▸ **Exercise details**: Comb through the entries for "icon" and pull out each line that holds it.
Data records Start Marker
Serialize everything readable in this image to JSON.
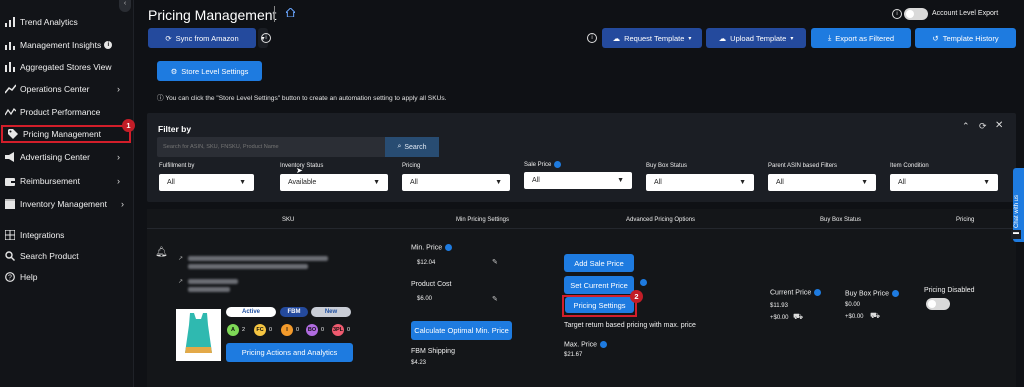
{
  "sidebar": {
    "items": [
      {
        "label": "Trend Analytics",
        "icon": "trend-icon"
      },
      {
        "label": "Management Insights",
        "icon": "bars-icon"
      },
      {
        "label": "Aggregated Stores View",
        "icon": "chart-icon"
      },
      {
        "label": "Operations Center",
        "icon": "operations-icon"
      },
      {
        "label": "Product Performance",
        "icon": "performance-icon"
      },
      {
        "label": "Pricing Management",
        "icon": "tag-icon"
      },
      {
        "label": "Advertising Center",
        "icon": "megaphone-icon"
      },
      {
        "label": "Reimbursement",
        "icon": "wallet-icon"
      },
      {
        "label": "Inventory Management",
        "icon": "box-icon"
      },
      {
        "label": "Integrations",
        "icon": "grid-icon"
      },
      {
        "label": "Search Product",
        "icon": "search-icon"
      },
      {
        "label": "Help",
        "icon": "help-icon"
      }
    ],
    "badge_1": "1"
  },
  "header": {
    "title": "Pricing Management",
    "account_level_export": "Account Level Export",
    "sync_label": "Sync from Amazon",
    "request_template": "Request Template",
    "upload_template": "Upload Template",
    "export_filtered": "Export as Filtered",
    "template_history": "Template History",
    "store_level_settings": "Store Level Settings",
    "notice": "You can click the \"Store Level Settings\" button to create an automation setting to apply all SKUs."
  },
  "filter": {
    "title": "Filter by",
    "search_placeholder": "Search for ASIN, SKU, FNSKU, Product Name",
    "search_button": "Search",
    "fields": [
      {
        "label": "Fulfillment by",
        "value": "All"
      },
      {
        "label": "Inventory Status",
        "value": "Available"
      },
      {
        "label": "Pricing",
        "value": "All"
      },
      {
        "label": "Sale Price",
        "value": "All"
      },
      {
        "label": "Buy Box Status",
        "value": "All"
      },
      {
        "label": "Parent ASIN based Filters",
        "value": "All"
      },
      {
        "label": "Item Condition",
        "value": "All"
      }
    ]
  },
  "table": {
    "headers": [
      "SKU",
      "Min Pricing Settings",
      "Advanced Pricing Options",
      "Buy Box Status",
      "Pricing"
    ],
    "row": {
      "pills": [
        "Active",
        "FBM",
        "New"
      ],
      "coins": [
        {
          "letter": "A",
          "count": "2",
          "color": "#7ed957"
        },
        {
          "letter": "FC",
          "count": "0",
          "color": "#f5c542"
        },
        {
          "letter": "I",
          "count": "0",
          "color": "#f39a2b"
        },
        {
          "letter": "BO",
          "count": "0",
          "color": "#b06be0"
        },
        {
          "letter": "3PL",
          "count": "0",
          "color": "#ef5a6f"
        }
      ],
      "pricing_actions": "Pricing Actions and Analytics",
      "min_price_label": "Min. Price",
      "min_price": "$12.04",
      "product_cost_label": "Product Cost",
      "product_cost": "$6.00",
      "calc_button": "Calculate Optimal Min. Price",
      "fbm_shipping_label": "FBM Shipping",
      "fbm_shipping": "$4.23",
      "add_sale_price": "Add Sale Price",
      "set_current_price": "Set Current Price",
      "pricing_settings": "Pricing Settings",
      "badge_2": "2",
      "target_text": "Target return based pricing with max. price",
      "max_price_label": "Max. Price",
      "max_price": "$21.67",
      "current_price_label": "Current Price",
      "current_price": "$11.93",
      "current_ship": "+$0.00",
      "buybox_price_label": "Buy Box Price",
      "buybox_price": "$0.00",
      "buybox_ship": "+$0.00",
      "pricing_disabled": "Pricing Disabled"
    }
  },
  "chat_tab": "Chat with us"
}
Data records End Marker
▸ **Answer to this problem**:
        "icon": "trend-icon"
        "icon": "bars-icon"
        "icon": "chart-icon"
        "icon": "operations-icon"
        "icon": "performance-icon"
        "icon": "tag-icon"
        "icon": "megaphone-icon"
        "icon": "wallet-icon"
        "icon": "box-icon"
        "icon": "grid-icon"
        "icon": "search-icon"
        "icon": "help-icon"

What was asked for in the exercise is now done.